There is one important thing to consider about the human and and the horse when first making contact.  Is the horse and/or the human green or experienced?

A green human is not familiar with horses in general and/or this horse in particular.  The same is true for the horse.   As the experience level increases the time required to obtain desired results will shorten but the steps to get to the result are always there.

One of the most important things for the human is to be self aware.  You must be fully in touch with your emotions and and your physical expression.  Horses are masters at reading body language and if you think you can fool them you are going to learn very quickly that you are wrong.

On entering the paddock the first objective is to get the horses attention.  This is usually quite easy because horses are extremely observant.
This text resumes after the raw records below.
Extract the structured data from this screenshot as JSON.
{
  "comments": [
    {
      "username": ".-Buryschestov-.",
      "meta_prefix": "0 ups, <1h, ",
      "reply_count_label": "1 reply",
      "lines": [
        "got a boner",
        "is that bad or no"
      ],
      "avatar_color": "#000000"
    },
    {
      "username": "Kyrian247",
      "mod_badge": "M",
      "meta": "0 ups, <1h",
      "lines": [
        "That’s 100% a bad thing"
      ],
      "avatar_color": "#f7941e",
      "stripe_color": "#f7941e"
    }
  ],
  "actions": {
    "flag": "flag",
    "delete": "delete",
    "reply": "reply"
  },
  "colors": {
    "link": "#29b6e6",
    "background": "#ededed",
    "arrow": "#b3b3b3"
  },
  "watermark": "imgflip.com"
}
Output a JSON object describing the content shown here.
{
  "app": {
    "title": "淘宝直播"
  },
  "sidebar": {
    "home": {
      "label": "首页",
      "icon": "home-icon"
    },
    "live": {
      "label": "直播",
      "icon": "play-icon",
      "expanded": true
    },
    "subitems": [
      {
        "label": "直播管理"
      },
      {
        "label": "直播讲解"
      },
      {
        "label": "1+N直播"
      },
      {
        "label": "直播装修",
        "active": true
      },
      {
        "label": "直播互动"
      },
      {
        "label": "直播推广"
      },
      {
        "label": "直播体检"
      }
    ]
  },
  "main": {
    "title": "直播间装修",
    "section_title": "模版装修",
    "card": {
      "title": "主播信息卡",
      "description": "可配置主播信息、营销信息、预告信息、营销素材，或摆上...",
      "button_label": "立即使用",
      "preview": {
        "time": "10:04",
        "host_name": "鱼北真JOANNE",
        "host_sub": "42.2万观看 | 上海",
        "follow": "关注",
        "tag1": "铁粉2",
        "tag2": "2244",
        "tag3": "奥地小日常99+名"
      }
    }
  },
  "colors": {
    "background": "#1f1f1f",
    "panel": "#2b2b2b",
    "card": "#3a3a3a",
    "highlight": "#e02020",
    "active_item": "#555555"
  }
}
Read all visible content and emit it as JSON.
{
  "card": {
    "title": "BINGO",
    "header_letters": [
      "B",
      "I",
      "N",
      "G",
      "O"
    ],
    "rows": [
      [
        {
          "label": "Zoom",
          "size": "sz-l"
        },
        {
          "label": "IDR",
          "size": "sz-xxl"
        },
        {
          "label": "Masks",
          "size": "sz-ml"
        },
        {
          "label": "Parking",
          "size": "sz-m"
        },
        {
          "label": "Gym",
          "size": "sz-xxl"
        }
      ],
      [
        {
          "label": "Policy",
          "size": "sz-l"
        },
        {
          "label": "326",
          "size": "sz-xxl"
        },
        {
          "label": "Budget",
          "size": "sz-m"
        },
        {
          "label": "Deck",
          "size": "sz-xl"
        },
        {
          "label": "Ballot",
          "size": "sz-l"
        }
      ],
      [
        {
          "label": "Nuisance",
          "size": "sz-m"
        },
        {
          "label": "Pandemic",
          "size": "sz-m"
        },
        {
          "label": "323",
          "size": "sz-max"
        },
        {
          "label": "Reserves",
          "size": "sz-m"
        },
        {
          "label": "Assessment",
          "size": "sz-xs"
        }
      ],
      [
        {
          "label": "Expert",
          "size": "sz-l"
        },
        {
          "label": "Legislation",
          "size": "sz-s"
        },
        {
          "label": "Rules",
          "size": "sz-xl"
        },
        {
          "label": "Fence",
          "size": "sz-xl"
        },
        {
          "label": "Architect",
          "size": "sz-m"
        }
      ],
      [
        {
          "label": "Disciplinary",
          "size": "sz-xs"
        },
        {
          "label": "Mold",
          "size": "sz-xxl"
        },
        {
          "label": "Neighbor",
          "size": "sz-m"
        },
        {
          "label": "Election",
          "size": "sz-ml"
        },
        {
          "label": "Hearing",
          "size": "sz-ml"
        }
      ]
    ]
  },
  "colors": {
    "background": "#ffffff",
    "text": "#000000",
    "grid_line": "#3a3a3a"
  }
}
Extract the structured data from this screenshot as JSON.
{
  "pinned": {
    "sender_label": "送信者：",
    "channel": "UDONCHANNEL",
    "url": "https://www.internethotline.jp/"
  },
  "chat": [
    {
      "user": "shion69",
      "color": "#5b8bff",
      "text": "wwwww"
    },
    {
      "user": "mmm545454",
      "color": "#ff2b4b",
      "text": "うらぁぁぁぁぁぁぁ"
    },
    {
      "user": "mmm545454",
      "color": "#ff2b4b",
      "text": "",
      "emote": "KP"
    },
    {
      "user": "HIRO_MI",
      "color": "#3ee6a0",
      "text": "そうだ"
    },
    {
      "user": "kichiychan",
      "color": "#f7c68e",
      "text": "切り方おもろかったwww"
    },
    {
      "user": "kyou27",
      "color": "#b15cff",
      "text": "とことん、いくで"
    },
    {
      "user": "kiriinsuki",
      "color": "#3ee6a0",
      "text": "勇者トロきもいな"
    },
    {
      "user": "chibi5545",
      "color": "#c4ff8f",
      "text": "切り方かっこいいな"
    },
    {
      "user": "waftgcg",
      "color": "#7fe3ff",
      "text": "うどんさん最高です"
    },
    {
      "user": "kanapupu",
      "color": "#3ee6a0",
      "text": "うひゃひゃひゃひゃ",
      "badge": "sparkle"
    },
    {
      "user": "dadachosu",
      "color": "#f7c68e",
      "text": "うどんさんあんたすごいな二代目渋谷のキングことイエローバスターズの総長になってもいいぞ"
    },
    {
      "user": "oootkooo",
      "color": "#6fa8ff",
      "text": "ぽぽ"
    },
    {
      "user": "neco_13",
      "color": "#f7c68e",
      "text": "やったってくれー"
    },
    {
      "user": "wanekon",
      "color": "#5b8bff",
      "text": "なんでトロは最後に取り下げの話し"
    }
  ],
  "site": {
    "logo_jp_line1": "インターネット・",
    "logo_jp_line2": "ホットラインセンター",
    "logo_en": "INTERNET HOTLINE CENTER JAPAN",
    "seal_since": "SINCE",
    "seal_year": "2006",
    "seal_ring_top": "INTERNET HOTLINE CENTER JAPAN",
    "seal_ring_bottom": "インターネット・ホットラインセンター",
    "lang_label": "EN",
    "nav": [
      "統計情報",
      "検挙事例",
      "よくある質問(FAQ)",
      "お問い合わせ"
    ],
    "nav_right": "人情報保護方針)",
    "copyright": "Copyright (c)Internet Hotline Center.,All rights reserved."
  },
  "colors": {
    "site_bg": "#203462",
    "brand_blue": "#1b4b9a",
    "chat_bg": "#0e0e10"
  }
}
The next objective is to get the horse to focus on you through movement, expression and focus.  At first (green stage) this may be quite exaggerated and very obvious to an observer.  With  experience it becomes very subtle and imperceptible to a casual observer.  The exaggerated stage is like shouting at a horse, and that is exactly how they perceive it.

The next step is to get the horse to face you and then to move towards you.  Again  initially (the green phase) this will take time and the movement may be only a small step.  That small step must be recognized and rewarded by release of pressure.  The recognition of the smallest try by the horse is one of the hardest things to master, but it is critical to your success.   Eventually the horse will follow the human and finally allow the human to get close enough to have physical contact.  This contact should be the horse’s idea and will usually be a nose touch to the back of the hand.  Immediate reward by looking away and moving away is important at this stage.  Don`t get impatient and try to get more RIGHT NOW!  This event is usually called hooking on and can be achieved by experienced horsemen within a few minutes (30).  There are many excellent DVD`s produced by professional horsemen who demonstrate this process in great detail.   Another great source of information is the Road to the Horse event.  The DVD`s from this event, especially the first day of the competition will give you examples of different horses and different techniques.  I highly recommend these learning resources to both green and experienced horse people.

The next objective is to have the horse stay with you while you put a halter him.  When you accomplish this you have only reached the first threshold of hooking on.